This Space for Rent

Ayup, it can’t be fixed, so I’ll put off until tomorrow what can’t be fixed today

So I went to an osteopath on monday and had him look at my shoulder. He had another round of xrays taken of the offending shoulder, and, yes, the poor thing is pretty severely separated (the CC ligaments that my normal doctor and the ER people said were just damaged are “just damaged” to the point where I think they’ve either stretched beyond repair or have finally ruptured; during the last couple of days, I can poke at the offending clavicle and feel it depress, which means either no more CC ligaments or they’ve retired from active duty.) but, no, surgery won’t completely fix it.

Apparently not very many people are willing to try and suture AC ligaments together (because they don’t heal?) and the local osteopaths aren’t counted in that “not very many people” category. They can trim and suture the CC ligaments together, which means that the clavicle may drop back to a more conventional position and stop fouling the point of the shoulder (apparently it will also do some stabilization when you’re lifting your arm high above your shoulder, but a lot of that stabilization seems to be because part of the surgery is to resect the end of the clavicle, thus mechanically getting it the hell out of the way of the point of the shoulder.) But the cost of this surgery is, indeed, 4 months of immobility – the doctor I talked to said that for 4 months I couldn’t lift anything weighing more than 8 oz with that arm.

Now that’s a spectacular reduction in usefulness right there. I won’t enumerate exactly everything that this cuts out, but if it’s fun basically I can’t use that side of my torso for it. (And even if it’s not fun – things like climbing into and out of bed or getting a shirt on come to mind – it’s still not doable.) It is worthwhile not having the stupid clavicle leaning on my shoulder getting in the way whenever I do anything with the arm, and it would be worth something cosmetically to not have this horrible little bump (as if I was a pirate who had a giant ichneumon wasp as a familiar instead of a parrot) on my right shoulder, but 4 months offline is a considerable period of time when it happens right before the start of the summer brevet season.

And to add insult to that, apparently the best results for shoulder reconstruction surgery is if you do it within 2 weeks of the injury, which would have put the surgery before the spring 400k – I can wait until later for the surgery, but then I would need to have cadaver ligaments put in to replace the now scarred-into-uselessness ligaments that used to be there.

Given any luck, I can continue randonneuring until my 80s (offer not valid if I die before then, of course; zombie randonneuring might be amusing, but in any case I would not be around for it) which leaves me with 30 or so summers left to ride. Lose this summer and I lose 3% of my summers, and that 3% would be right at the peak of my fitness. I can, I suppose, hunt around for a tadpole and trike it for a summer (but that would require borrowing one, because a new one costs $1200 $3000 (for a racy model) and that’s a lot of money to spend for 4 months) but if I did the surgery now I’d still be in a narcotic haze on saturday, which would not be conducive to finishing a 400k loop, particularly on a new type of hpv.

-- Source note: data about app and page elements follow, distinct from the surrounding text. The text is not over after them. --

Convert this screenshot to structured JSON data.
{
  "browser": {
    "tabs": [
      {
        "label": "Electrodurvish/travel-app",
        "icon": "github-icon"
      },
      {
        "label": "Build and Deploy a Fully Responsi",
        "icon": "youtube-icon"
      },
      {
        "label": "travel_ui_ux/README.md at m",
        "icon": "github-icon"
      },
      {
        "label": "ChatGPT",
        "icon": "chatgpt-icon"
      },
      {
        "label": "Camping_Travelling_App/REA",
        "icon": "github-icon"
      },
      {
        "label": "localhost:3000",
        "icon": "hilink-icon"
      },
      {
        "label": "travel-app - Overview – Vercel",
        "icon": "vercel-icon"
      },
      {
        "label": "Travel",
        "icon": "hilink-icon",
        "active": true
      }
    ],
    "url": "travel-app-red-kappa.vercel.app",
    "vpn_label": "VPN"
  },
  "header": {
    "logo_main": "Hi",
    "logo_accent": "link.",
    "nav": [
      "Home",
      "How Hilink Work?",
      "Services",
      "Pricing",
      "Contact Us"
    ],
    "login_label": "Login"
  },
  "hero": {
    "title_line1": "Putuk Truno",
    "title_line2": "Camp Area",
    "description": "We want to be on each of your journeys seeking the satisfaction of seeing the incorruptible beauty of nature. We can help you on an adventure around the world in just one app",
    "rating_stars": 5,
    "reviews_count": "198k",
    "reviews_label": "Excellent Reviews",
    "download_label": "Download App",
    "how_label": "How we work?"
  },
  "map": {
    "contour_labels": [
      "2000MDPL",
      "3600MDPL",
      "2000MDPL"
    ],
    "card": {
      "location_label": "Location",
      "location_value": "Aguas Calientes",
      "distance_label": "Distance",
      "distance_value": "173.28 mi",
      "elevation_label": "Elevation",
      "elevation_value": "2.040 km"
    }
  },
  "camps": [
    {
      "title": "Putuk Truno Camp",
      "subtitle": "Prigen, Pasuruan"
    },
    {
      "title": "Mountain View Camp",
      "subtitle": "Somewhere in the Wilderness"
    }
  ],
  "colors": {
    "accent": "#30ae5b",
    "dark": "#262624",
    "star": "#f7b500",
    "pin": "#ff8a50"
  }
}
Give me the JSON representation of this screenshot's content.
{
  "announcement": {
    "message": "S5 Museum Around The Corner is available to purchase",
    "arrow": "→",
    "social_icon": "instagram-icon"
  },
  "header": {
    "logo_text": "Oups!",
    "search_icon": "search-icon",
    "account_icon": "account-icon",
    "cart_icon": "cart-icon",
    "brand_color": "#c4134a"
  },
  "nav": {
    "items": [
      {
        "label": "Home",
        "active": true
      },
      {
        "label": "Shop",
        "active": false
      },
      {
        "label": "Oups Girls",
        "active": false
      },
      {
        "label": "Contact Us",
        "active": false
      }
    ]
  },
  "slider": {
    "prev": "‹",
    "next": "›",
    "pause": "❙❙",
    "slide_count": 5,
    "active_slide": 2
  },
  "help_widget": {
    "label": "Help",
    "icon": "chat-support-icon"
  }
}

So defer defer defer. Ride the 400 on Saturday (or DNF trying to ride it) and see how my crippled shoulder feels. There’s not much I need to use that side of my body for much these days, so if I can ride reasonably long distances with it I can make it through until the summer series is over, then decide whether or not it’s worth taking myself offline for 4 months to try and glue that side of my torso back together or not.

On the bright side I’ve got enough strength back I can wrench on my bicycles again – I was able to pull and replace the bottom bracket on my Trek this afternoon without having that side of my body completely explode on me – so I can do some routine maintenance around the house again.